With the release of the first two albums, the group quickly found an audience with music fans. Most important was the acceptance of the Country Music fans whom Davis had been told, don't like horns. In 1970 the second album received the Grammy for Best Country Instrumental Performance. Beginning in 1969 and continuing for the next five years Danny Davis and the Nashville Brass dominated the Country Music Association Awards Best Instrumental Group category. Over the years The group garnered eleven more Grammy nominations and received many other awards from recording industry publications and associations.
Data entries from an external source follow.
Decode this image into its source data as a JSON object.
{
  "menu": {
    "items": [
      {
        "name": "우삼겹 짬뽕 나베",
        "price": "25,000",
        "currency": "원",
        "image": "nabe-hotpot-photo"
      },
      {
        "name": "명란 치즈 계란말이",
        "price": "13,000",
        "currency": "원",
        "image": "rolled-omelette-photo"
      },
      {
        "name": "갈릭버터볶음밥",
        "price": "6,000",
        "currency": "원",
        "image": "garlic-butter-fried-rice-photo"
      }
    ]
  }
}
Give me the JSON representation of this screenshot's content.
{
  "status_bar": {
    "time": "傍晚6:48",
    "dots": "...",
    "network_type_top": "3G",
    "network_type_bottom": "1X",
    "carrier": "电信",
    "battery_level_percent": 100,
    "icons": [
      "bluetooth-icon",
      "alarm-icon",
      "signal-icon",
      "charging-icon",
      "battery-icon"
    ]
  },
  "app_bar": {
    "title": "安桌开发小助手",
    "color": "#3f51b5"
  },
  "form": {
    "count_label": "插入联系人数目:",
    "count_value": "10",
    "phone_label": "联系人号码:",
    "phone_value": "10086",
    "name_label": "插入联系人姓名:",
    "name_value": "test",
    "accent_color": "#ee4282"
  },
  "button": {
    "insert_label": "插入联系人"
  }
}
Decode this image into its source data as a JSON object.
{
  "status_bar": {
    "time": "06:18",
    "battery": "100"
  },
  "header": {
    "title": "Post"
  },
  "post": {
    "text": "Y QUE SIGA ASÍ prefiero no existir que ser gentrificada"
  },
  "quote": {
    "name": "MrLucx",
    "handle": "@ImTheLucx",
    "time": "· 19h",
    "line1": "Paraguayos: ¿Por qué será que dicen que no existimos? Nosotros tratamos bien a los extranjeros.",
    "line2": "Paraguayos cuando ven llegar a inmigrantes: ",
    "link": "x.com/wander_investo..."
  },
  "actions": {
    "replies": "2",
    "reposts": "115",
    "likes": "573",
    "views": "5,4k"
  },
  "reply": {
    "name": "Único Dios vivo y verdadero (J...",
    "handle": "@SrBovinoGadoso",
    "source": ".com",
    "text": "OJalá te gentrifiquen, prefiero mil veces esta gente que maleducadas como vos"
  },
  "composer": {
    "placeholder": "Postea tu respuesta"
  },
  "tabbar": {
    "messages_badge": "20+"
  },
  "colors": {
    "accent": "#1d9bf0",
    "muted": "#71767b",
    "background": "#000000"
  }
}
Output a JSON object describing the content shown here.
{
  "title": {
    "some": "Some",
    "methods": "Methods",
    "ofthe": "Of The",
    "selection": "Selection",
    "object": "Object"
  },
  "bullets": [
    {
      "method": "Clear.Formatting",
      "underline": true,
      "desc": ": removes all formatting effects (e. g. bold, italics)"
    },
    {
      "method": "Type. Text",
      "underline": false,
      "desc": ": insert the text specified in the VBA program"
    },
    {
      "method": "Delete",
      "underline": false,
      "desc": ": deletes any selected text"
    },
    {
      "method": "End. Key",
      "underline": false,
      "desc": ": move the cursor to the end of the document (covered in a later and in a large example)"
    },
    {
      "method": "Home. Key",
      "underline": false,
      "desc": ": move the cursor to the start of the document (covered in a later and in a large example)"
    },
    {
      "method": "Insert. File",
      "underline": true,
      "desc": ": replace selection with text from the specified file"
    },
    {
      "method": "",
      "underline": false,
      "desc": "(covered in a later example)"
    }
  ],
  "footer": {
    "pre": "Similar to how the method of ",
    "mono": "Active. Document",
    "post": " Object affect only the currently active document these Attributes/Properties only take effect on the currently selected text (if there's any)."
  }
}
Also in 1970 Davis changed his relationship with RCA in that he ceased to produce other artists so he could concentrate all his energies on the Nashville Brass.
Danny Davis and the Nashville Brass literally took Country Music around the world, being one of the first acts in the genre to have their own airplane (originally a DC-3 later a Martin 404, named Lady Barbara for Davis' wife). They were also one of the first Country acts to take the music to the Vegas strip working first as an opening act for Connie Francis and later Kay Starr, they soon returned to headline. The group also guest starred on many of the biggest television shows of the day including Red Skelton, Ed Sullivan and the show of his old friend, Merv Griffin.
In the 1980's Davis joined the cast of Hee Haw as a member of the Million Dollar Band with fellow instrumentalists Floyd Cramer, Chet Atkins, Boots Randolph, Roy Clark (guitar), Charlie McCoy (harmonica), Johnny Gimble (fiddle) and Kenneth C. Jethro Burns (mandolin).
Davis and his group maintained a heavy touring schedule well into the 1990's. In the mid-90's Davis partnered with his old friend, Boots Randolph, opening the Stardust Theater in Nashville (near the Opryland Hotel). The two performed shows nightly for a couple of years.
For the majority of his touring years, Davis retained on salary a fairly consistent personnel line-up. Among those musicians were: Bill Pippin (trumpet/flugelhorn/flute); Ray Carroll (trumpet/flugelhorn); Rex Peer (trombone); Phil Jones (bass trombone), Jones replaced the band's original bass trombonist, Frank Smith, after Smith's untimely death in a motorcycle accident; Larry Morton (guitar); Chuck Sanders (bass); Terry Waddell (drums); Curtis McPeake (banjo).
Danny Davis and the Nashville Brass made their last public performance on July 23, 2005. Davis was eighty years old at the time. The group performed two shows and received standing ovations for each.